Task directions:
Restate the listing exactly and in full.

Recorded information:
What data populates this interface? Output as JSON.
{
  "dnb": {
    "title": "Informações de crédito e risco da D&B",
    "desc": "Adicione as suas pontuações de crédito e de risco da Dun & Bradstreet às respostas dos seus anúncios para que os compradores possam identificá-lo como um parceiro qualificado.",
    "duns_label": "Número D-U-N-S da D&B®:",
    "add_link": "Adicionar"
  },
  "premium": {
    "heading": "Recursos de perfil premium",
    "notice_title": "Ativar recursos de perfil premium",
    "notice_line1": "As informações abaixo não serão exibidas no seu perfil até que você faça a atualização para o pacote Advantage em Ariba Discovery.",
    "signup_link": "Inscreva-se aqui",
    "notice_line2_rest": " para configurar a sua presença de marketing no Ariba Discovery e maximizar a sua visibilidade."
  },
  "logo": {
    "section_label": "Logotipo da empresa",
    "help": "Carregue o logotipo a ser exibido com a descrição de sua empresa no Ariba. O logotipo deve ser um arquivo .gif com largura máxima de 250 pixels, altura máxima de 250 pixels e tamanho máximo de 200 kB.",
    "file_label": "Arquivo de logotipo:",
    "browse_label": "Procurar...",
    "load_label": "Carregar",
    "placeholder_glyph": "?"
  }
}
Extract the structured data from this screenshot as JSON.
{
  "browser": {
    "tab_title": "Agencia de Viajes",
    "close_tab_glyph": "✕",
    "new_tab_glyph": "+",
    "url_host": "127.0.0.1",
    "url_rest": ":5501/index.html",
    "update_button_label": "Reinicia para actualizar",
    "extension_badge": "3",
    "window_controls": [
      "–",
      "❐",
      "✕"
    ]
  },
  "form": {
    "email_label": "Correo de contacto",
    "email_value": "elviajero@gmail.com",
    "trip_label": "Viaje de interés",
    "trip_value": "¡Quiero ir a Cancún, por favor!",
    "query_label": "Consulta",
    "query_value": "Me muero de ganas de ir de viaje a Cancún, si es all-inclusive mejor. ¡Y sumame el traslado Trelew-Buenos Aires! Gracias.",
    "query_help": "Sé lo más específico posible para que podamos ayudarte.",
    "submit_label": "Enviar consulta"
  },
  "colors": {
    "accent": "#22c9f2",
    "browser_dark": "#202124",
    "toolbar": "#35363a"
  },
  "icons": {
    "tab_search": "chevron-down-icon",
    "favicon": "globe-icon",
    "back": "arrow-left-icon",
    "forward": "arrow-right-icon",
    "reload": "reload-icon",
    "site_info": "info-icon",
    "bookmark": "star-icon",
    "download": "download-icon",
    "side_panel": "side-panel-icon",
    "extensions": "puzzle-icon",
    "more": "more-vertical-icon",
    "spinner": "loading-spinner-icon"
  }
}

Task response:
What data populates this interface? Output as JSON.
{
  "dnb": {
    "title": "Informações de crédito e risco da D&B",
    "desc": "Adicione as suas pontuações de crédito e de risco da Dun & Bradstreet às respostas dos seus anúncios para que os compradores possam identificá-lo como um parceiro qualificado.",
    "duns_label": "Número D-U-N-S da D&B®:",
    "add_link": "Adicionar"
  },
  "premium": {
    "heading": "Recursos de perfil premium",
    "notice_title": "Ativar recursos de perfil premium",
    "notice_line1": "As informações abaixo não serão exibidas no seu perfil até que você faça a atualização para o pacote Advantage em Ariba Discovery.",
    "signup_link": "Inscreva-se aqui",
    "notice_line2_rest": " para configurar a sua presença de marketing no Ariba Discovery e maximizar a sua visibilidade."
  },
  "logo": {
    "section_label": "Logotipo da empresa",
    "help": "Carregue o logotipo a ser exibido com a descrição de sua empresa no Ariba. O logotipo deve ser um arquivo .gif com largura máxima de 250 pixels, altura máxima de 250 pixels e tamanho máximo de 200 kB.",
    "file_label": "Arquivo de logotipo:",
    "browse_label": "Procurar...",
    "load_label": "Carregar",
    "placeholder_glyph": "?"
  }
}
Extract the structured data from this screenshot as JSON.
{
  "browser": {
    "tab_title": "Agencia de Viajes",
    "close_tab_glyph": "✕",
    "new_tab_glyph": "+",
    "url_host": "127.0.0.1",
    "url_rest": ":5501/index.html",
    "update_button_label": "Reinicia para actualizar",
    "extension_badge": "3",
    "window_controls": [
      "–",
      "❐",
      "✕"
    ]
  },
  "form": {
    "email_label": "Correo de contacto",
    "email_value": "elviajero@gmail.com",
    "trip_label": "Viaje de interés",
    "trip_value": "¡Quiero ir a Cancún, por favor!",
    "query_label": "Consulta",
    "query_value": "Me muero de ganas de ir de viaje a Cancún, si es all-inclusive mejor. ¡Y sumame el traslado Trelew-Buenos Aires! Gracias.",
    "query_help": "Sé lo más específico posible para que podamos ayudarte.",
    "submit_label": "Enviar consulta"
  },
  "colors": {
    "accent": "#22c9f2",
    "browser_dark": "#202124",
    "toolbar": "#35363a"
  },
  "icons": {
    "tab_search": "chevron-down-icon",
    "favicon": "globe-icon",
    "back": "arrow-left-icon",
    "forward": "arrow-right-icon",
    "reload": "reload-icon",
    "site_info": "info-icon",
    "bookmark": "star-icon",
    "download": "download-icon",
    "side_panel": "side-panel-icon",
    "extensions": "puzzle-icon",
    "more": "more-vertical-icon",
    "spinner": "loading-spinner-icon"
  }
}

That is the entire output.